Exercise prompt |
Return all the data, word for word.

Records shown |
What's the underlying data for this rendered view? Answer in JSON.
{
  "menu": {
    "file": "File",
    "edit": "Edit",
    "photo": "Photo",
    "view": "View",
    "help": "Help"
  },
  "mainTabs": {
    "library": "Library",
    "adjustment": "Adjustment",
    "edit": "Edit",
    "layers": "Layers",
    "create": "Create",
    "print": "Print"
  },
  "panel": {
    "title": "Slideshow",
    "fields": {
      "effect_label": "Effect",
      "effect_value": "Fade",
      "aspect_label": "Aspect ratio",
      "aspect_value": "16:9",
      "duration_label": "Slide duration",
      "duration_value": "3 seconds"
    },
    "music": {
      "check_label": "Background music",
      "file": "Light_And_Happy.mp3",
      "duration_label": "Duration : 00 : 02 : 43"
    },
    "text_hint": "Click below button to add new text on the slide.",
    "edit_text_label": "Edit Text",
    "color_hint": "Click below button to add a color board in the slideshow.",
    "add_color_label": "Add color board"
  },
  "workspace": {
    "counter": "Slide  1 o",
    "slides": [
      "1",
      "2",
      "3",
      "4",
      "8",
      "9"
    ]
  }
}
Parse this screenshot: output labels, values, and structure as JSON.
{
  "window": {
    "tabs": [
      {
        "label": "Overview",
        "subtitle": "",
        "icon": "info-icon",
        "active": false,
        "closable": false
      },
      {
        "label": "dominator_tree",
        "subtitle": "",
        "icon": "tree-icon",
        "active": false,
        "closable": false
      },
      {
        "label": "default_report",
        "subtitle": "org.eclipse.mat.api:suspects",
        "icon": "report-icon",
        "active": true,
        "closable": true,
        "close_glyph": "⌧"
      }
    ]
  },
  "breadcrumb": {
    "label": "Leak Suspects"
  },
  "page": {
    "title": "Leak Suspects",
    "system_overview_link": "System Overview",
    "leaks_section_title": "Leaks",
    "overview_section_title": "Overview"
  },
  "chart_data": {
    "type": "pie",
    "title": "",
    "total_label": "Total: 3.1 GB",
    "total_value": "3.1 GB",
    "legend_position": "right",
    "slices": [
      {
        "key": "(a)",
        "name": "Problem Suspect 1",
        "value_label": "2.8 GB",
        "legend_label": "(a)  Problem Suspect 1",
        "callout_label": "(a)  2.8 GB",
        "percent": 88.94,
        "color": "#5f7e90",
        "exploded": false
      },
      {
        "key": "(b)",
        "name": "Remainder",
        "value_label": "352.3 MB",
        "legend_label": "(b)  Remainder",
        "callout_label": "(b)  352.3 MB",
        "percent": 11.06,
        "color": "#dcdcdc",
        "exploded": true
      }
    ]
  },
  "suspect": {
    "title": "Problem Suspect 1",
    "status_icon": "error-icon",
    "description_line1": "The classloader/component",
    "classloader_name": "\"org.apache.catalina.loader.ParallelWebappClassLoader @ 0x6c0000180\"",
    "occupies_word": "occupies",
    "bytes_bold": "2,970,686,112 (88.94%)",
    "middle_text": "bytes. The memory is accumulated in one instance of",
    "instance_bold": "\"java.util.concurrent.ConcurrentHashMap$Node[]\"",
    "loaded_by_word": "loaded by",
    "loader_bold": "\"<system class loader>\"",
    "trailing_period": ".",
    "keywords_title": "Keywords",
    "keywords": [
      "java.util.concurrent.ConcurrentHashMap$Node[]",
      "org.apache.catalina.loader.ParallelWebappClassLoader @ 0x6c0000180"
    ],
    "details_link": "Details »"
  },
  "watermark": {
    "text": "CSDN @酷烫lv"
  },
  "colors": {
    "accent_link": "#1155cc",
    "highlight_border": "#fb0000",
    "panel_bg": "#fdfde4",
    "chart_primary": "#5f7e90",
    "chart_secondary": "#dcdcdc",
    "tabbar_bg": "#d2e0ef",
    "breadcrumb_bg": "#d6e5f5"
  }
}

Output |
What's the underlying data for this rendered view? Answer in JSON.
{
  "menu": {
    "file": "File",
    "edit": "Edit",
    "photo": "Photo",
    "view": "View",
    "help": "Help"
  },
  "mainTabs": {
    "library": "Library",
    "adjustment": "Adjustment",
    "edit": "Edit",
    "layers": "Layers",
    "create": "Create",
    "print": "Print"
  },
  "panel": {
    "title": "Slideshow",
    "fields": {
      "effect_label": "Effect",
      "effect_value": "Fade",
      "aspect_label": "Aspect ratio",
      "aspect_value": "16:9",
      "duration_label": "Slide duration",
      "duration_value": "3 seconds"
    },
    "music": {
      "check_label": "Background music",
      "file": "Light_And_Happy.mp3",
      "duration_label": "Duration : 00 : 02 : 43"
    },
    "text_hint": "Click below button to add new text on the slide.",
    "edit_text_label": "Edit Text",
    "color_hint": "Click below button to add a color board in the slideshow.",
    "add_color_label": "Add color board"
  },
  "workspace": {
    "counter": "Slide  1 o",
    "slides": [
      "1",
      "2",
      "3",
      "4",
      "8",
      "9"
    ]
  }
}
Parse this screenshot: output labels, values, and structure as JSON.
{
  "window": {
    "tabs": [
      {
        "label": "Overview",
        "subtitle": "",
        "icon": "info-icon",
        "active": false,
        "closable": false
      },
      {
        "label": "dominator_tree",
        "subtitle": "",
        "icon": "tree-icon",
        "active": false,
        "closable": false
      },
      {
        "label": "default_report",
        "subtitle": "org.eclipse.mat.api:suspects",
        "icon": "report-icon",
        "active": true,
        "closable": true,
        "close_glyph": "⌧"
      }
    ]
  },
  "breadcrumb": {
    "label": "Leak Suspects"
  },
  "page": {
    "title": "Leak Suspects",
    "system_overview_link": "System Overview",
    "leaks_section_title": "Leaks",
    "overview_section_title": "Overview"
  },
  "chart_data": {
    "type": "pie",
    "title": "",
    "total_label": "Total: 3.1 GB",
    "total_value": "3.1 GB",
    "legend_position": "right",
    "slices": [
      {
        "key": "(a)",
        "name": "Problem Suspect 1",
        "value_label": "2.8 GB",
        "legend_label": "(a)  Problem Suspect 1",
        "callout_label": "(a)  2.8 GB",
        "percent": 88.94,
        "color": "#5f7e90",
        "exploded": false
      },
      {
        "key": "(b)",
        "name": "Remainder",
        "value_label": "352.3 MB",
        "legend_label": "(b)  Remainder",
        "callout_label": "(b)  352.3 MB",
        "percent": 11.06,
        "color": "#dcdcdc",
        "exploded": true
      }
    ]
  },
  "suspect": {
    "title": "Problem Suspect 1",
    "status_icon": "error-icon",
    "description_line1": "The classloader/component",
    "classloader_name": "\"org.apache.catalina.loader.ParallelWebappClassLoader @ 0x6c0000180\"",
    "occupies_word": "occupies",
    "bytes_bold": "2,970,686,112 (88.94%)",
    "middle_text": "bytes. The memory is accumulated in one instance of",
    "instance_bold": "\"java.util.concurrent.ConcurrentHashMap$Node[]\"",
    "loaded_by_word": "loaded by",
    "loader_bold": "\"<system class loader>\"",
    "trailing_period": ".",
    "keywords_title": "Keywords",
    "keywords": [
      "java.util.concurrent.ConcurrentHashMap$Node[]",
      "org.apache.catalina.loader.ParallelWebappClassLoader @ 0x6c0000180"
    ],
    "details_link": "Details »"
  },
  "watermark": {
    "text": "CSDN @酷烫lv"
  },
  "colors": {
    "accent_link": "#1155cc",
    "highlight_border": "#fb0000",
    "panel_bg": "#fdfde4",
    "chart_primary": "#5f7e90",
    "chart_secondary": "#dcdcdc",
    "tabbar_bg": "#d2e0ef",
    "breadcrumb_bg": "#d6e5f5"
  }
}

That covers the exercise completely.